Given entries:
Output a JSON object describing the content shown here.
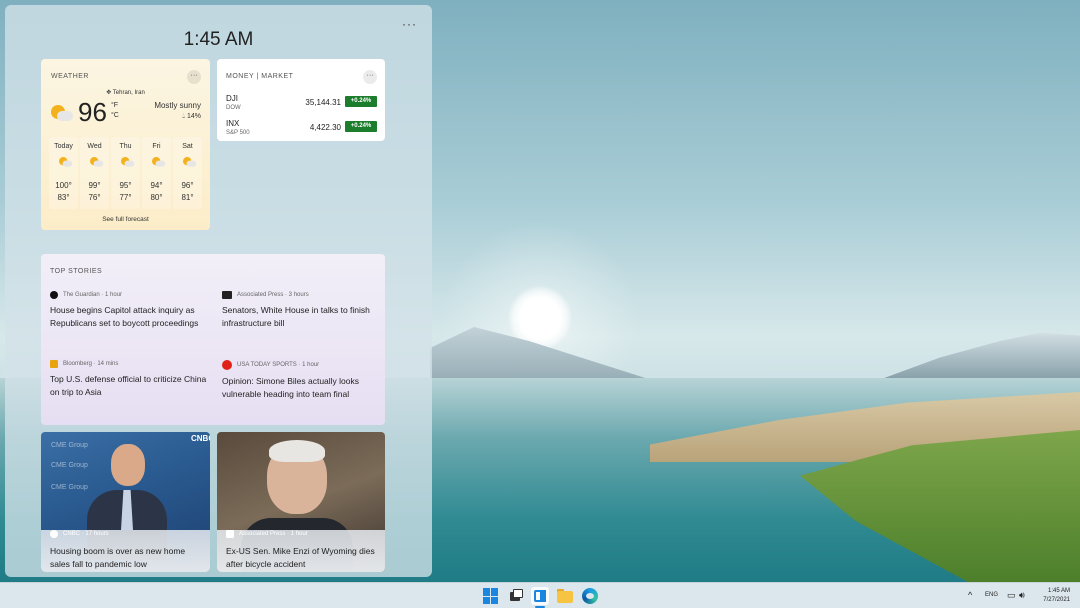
{
  "panel": {
    "time": "1:45 AM",
    "more": "···"
  },
  "weather": {
    "title": "WEATHER",
    "more": "···",
    "location": "Tehran, Iran",
    "temp": "96",
    "unit_f": "°F",
    "unit_c": "°C",
    "condition": "Mostly sunny",
    "precip": "14%",
    "forecast": [
      {
        "day": "Today",
        "hi": "100°",
        "lo": "83°"
      },
      {
        "day": "Wed",
        "hi": "99°",
        "lo": "76°"
      },
      {
        "day": "Thu",
        "hi": "95°",
        "lo": "77°"
      },
      {
        "day": "Fri",
        "hi": "94°",
        "lo": "80°"
      },
      {
        "day": "Sat",
        "hi": "96°",
        "lo": "81°"
      }
    ],
    "see_full": "See full forecast"
  },
  "money": {
    "title": "MONEY | MARKET",
    "more": "···",
    "stocks": [
      {
        "symbol": "DJI",
        "name": "DOW",
        "value": "35,144.31",
        "change": "+0.24%"
      },
      {
        "symbol": "INX",
        "name": "S&P 500",
        "value": "4,422.30",
        "change": "+0.24%"
      }
    ],
    "positive_color": "#1c7d2c"
  },
  "stories": {
    "title": "TOP STORIES",
    "items": [
      {
        "source": "The Guardian · 1 hour",
        "headline": "House begins Capitol attack inquiry as Republicans set to boycott proceedings"
      },
      {
        "source": "Associated Press · 3 hours",
        "headline": "Senators, White House in talks to finish infrastructure bill"
      },
      {
        "source": "Bloomberg · 14 mins",
        "headline": "Top U.S. defense official to criticize China on trip to Asia"
      },
      {
        "source": "USA TODAY SPORTS · 1 hour",
        "headline": "Opinion: Simone Biles actually looks vulnerable heading into team final"
      }
    ]
  },
  "news_cards": [
    {
      "source": "CNBC · 17 hours",
      "headline": "Housing boom is over as new home sales fall to pandemic low"
    },
    {
      "source": "Associated Press · 1 hour",
      "headline": "Ex-US Sen. Mike Enzi of Wyoming dies after bicycle accident"
    }
  ],
  "image_text": {
    "cme_group": "CME Group",
    "cnbc": "CNBC"
  },
  "taskbar": {
    "chevron": "^",
    "language": "ENG",
    "time": "1:45 AM",
    "date": "7/27/2021"
  },
  "icons": [
    "windows-start-icon",
    "task-view-icon",
    "widgets-icon",
    "file-explorer-icon",
    "edge-icon",
    "network-icon",
    "volume-icon",
    "sun-cloud-icon",
    "location-pin-icon",
    "droplet-icon"
  ]
}
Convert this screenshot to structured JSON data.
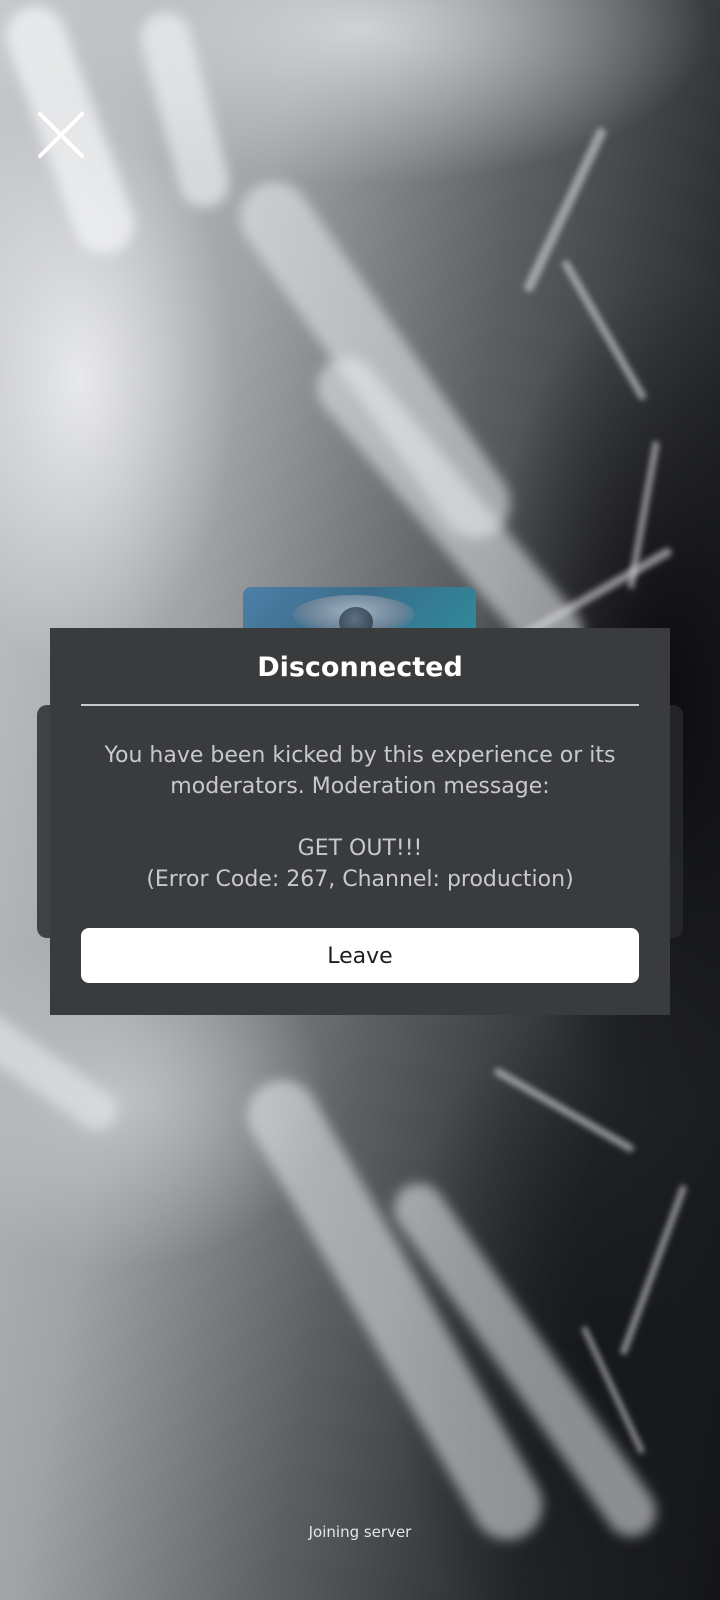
{
  "dialog": {
    "title": "Disconnected",
    "message_line1": "You have been kicked by this experience or its moderators. Moderation message:",
    "message_line2": "GET OUT!!!",
    "message_line3": "(Error Code: 267, Channel: production)",
    "leave_label": "Leave"
  },
  "status": {
    "text": "Joining server"
  },
  "icons": {
    "close": "close-icon"
  },
  "colors": {
    "dialog_bg": "#393b3d",
    "title": "#ffffff",
    "message": "#c8c9cb",
    "button_bg": "#ffffff",
    "button_text": "#1e1f21"
  }
}
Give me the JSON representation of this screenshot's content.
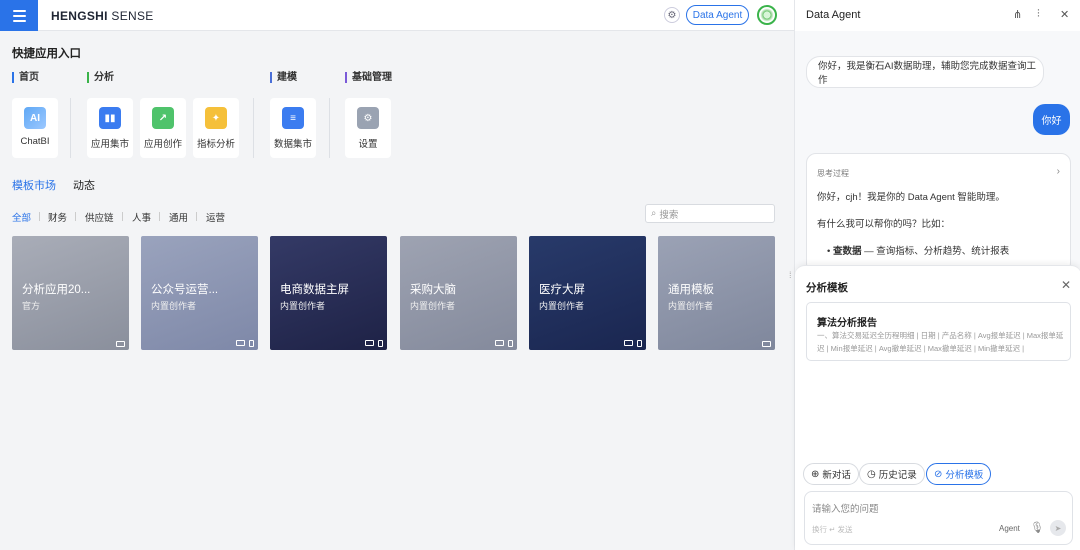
{
  "header": {
    "logo_bold": "HENGSHI",
    "logo_thin": " SENSE",
    "agent_button": "Data Agent"
  },
  "quick": {
    "title": "快捷应用入口",
    "groups": [
      "首页",
      "分析",
      "建模",
      "基础管理"
    ],
    "cards": [
      {
        "label": "ChatBI",
        "icon": "ai-icon",
        "badge": "AI"
      },
      {
        "label": "应用集市",
        "icon": "app-market-icon",
        "badge": "▮▮"
      },
      {
        "label": "应用创作",
        "icon": "app-create-icon",
        "badge": "↗"
      },
      {
        "label": "指标分析",
        "icon": "metric-icon",
        "badge": "✦"
      },
      {
        "label": "数据集市",
        "icon": "data-market-icon",
        "badge": "≡"
      },
      {
        "label": "设置",
        "icon": "settings-icon",
        "badge": "⚙"
      }
    ]
  },
  "tabs": [
    "模板市场",
    "动态"
  ],
  "filters": [
    "全部",
    "财务",
    "供应链",
    "人事",
    "通用",
    "运营"
  ],
  "search_placeholder": "搜索",
  "templates": [
    {
      "name": "分析应用20...",
      "author": "官方"
    },
    {
      "name": "公众号运营...",
      "author": "内置创作者"
    },
    {
      "name": "电商数据主屏",
      "author": "内置创作者"
    },
    {
      "name": "采购大脑",
      "author": "内置创作者"
    },
    {
      "name": "医疗大屏",
      "author": "内置创作者"
    },
    {
      "name": "通用模板",
      "author": "内置创作者"
    }
  ],
  "agent": {
    "title": "Data Agent",
    "greeting": "你好，我是衡石AI数据助理，辅助您完成数据查询工作",
    "user_msg": "你好",
    "think_label": "思考过程",
    "reply_line1": "你好，cjh！我是你的 Data Agent 智能助理。",
    "reply_line2": "有什么我可以帮你的吗？比如：",
    "reply_bullet_bold": "查数据",
    "reply_bullet_rest": " — 查询指标、分析趋势、统计报表",
    "panel_title": "分析模板",
    "template_title": "算法分析报告",
    "template_desc": "一、算法交易延迟全历程明细 | 日期 | 产品名称 | Avg报单延迟 | Max报单延迟 | Min报单延迟 | Avg撤单延迟 | Max撤单延迟 | Min撤单延迟 |",
    "chips": [
      "新对话",
      "历史记录",
      "分析模板"
    ],
    "input_placeholder": "请输入您的问题",
    "input_hint": "换行 ↵ 发送",
    "agent_label": "Agent"
  }
}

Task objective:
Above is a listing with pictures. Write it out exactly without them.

Expected answer:
Output a JSON object describing the content shown here.
{
  "panel": {
    "time": "1:45 AM",
    "more": "···"
  },
  "weather": {
    "title": "WEATHER",
    "more": "···",
    "location": "Tehran, Iran",
    "temp": "96",
    "unit_f": "°F",
    "unit_c": "°C",
    "condition": "Mostly sunny",
    "precip": "14%",
    "forecast": [
      {
        "day": "Today",
        "hi": "100°",
        "lo": "83°"
      },
      {
        "day": "Wed",
        "hi": "99°",
        "lo": "76°"
      },
      {
        "day": "Thu",
        "hi": "95°",
        "lo": "77°"
      },
      {
        "day": "Fri",
        "hi": "94°",
        "lo": "80°"
      },
      {
        "day": "Sat",
        "hi": "96°",
        "lo": "81°"
      }
    ],
    "see_full": "See full forecast"
  },
  "money": {
    "title": "MONEY | MARKET",
    "more": "···",
    "stocks": [
      {
        "symbol": "DJI",
        "name": "DOW",
        "value": "35,144.31",
        "change": "+0.24%"
      },
      {
        "symbol": "INX",
        "name": "S&P 500",
        "value": "4,422.30",
        "change": "+0.24%"
      }
    ],
    "positive_color": "#1c7d2c"
  },
  "stories": {
    "title": "TOP STORIES",
    "items": [
      {
        "source": "The Guardian · 1 hour",
        "headline": "House begins Capitol attack inquiry as Republicans set to boycott proceedings"
      },
      {
        "source": "Associated Press · 3 hours",
        "headline": "Senators, White House in talks to finish infrastructure bill"
      },
      {
        "source": "Bloomberg · 14 mins",
        "headline": "Top U.S. defense official to criticize China on trip to Asia"
      },
      {
        "source": "USA TODAY SPORTS · 1 hour",
        "headline": "Opinion: Simone Biles actually looks vulnerable heading into team final"
      }
    ]
  },
  "news_cards": [
    {
      "source": "CNBC · 17 hours",
      "headline": "Housing boom is over as new home sales fall to pandemic low"
    },
    {
      "source": "Associated Press · 1 hour",
      "headline": "Ex-US Sen. Mike Enzi of Wyoming dies after bicycle accident"
    }
  ],
  "image_text": {
    "cme_group": "CME Group",
    "cnbc": "CNBC"
  },
  "taskbar": {
    "chevron": "^",
    "language": "ENG",
    "time": "1:45 AM",
    "date": "7/27/2021"
  },
  "icons": [
    "windows-start-icon",
    "task-view-icon",
    "widgets-icon",
    "file-explorer-icon",
    "edge-icon",
    "network-icon",
    "volume-icon",
    "sun-cloud-icon",
    "location-pin-icon",
    "droplet-icon"
  ]
}
Convert this screenshot to structured JSON data.
{
  "dialog": {
    "title": "Disconnected",
    "message_line1": "You have been kicked by this experience or its moderators. Moderation message:",
    "message_line2": "GET OUT!!!",
    "message_line3": "(Error Code: 267, Channel: production)",
    "leave_label": "Leave"
  },
  "status": {
    "text": "Joining server"
  },
  "icons": {
    "close": "close-icon"
  },
  "colors": {
    "dialog_bg": "#393b3d",
    "title": "#ffffff",
    "message": "#c8c9cb",
    "button_bg": "#ffffff",
    "button_text": "#1e1f21"
  }
}
Give me the JSON representation of this screenshot's content.
{
  "header": {
    "logo_bold": "HENGSHI",
    "logo_thin": " SENSE",
    "agent_button": "Data Agent"
  },
  "quick": {
    "title": "快捷应用入口",
    "groups": [
      "首页",
      "分析",
      "建模",
      "基础管理"
    ],
    "cards": [
      {
        "label": "ChatBI",
        "icon": "ai-icon",
        "badge": "AI"
      },
      {
        "label": "应用集市",
        "icon": "app-market-icon",
        "badge": "▮▮"
      },
      {
        "label": "应用创作",
        "icon": "app-create-icon",
        "badge": "↗"
      },
      {
        "label": "指标分析",
        "icon": "metric-icon",
        "badge": "✦"
      },
      {
        "label": "数据集市",
        "icon": "data-market-icon",
        "badge": "≡"
      },
      {
        "label": "设置",
        "icon": "settings-icon",
        "badge": "⚙"
      }
    ]
  },
  "tabs": [
    "模板市场",
    "动态"
  ],
  "filters": [
    "全部",
    "财务",
    "供应链",
    "人事",
    "通用",
    "运营"
  ],
  "search_placeholder": "搜索",
  "templates": [
    {
      "name": "分析应用20...",
      "author": "官方"
    },
    {
      "name": "公众号运营...",
      "author": "内置创作者"
    },
    {
      "name": "电商数据主屏",
      "author": "内置创作者"
    },
    {
      "name": "采购大脑",
      "author": "内置创作者"
    },
    {
      "name": "医疗大屏",
      "author": "内置创作者"
    },
    {
      "name": "通用模板",
      "author": "内置创作者"
    }
  ],
  "agent": {
    "title": "Data Agent",
    "greeting": "你好，我是衡石AI数据助理，辅助您完成数据查询工作",
    "user_msg": "你好",
    "think_label": "思考过程",
    "reply_line1": "你好，cjh！我是你的 Data Agent 智能助理。",
    "reply_line2": "有什么我可以帮你的吗？比如：",
    "reply_bullet_bold": "查数据",
    "reply_bullet_rest": " — 查询指标、分析趋势、统计报表",
    "panel_title": "分析模板",
    "template_title": "算法分析报告",
    "template_desc": "一、算法交易延迟全历程明细 | 日期 | 产品名称 | Avg报单延迟 | Max报单延迟 | Min报单延迟 | Avg撤单延迟 | Max撤单延迟 | Min撤单延迟 |",
    "chips": [
      "新对话",
      "历史记录",
      "分析模板"
    ],
    "input_placeholder": "请输入您的问题",
    "input_hint": "换行 ↵ 发送",
    "agent_label": "Agent"
  }
}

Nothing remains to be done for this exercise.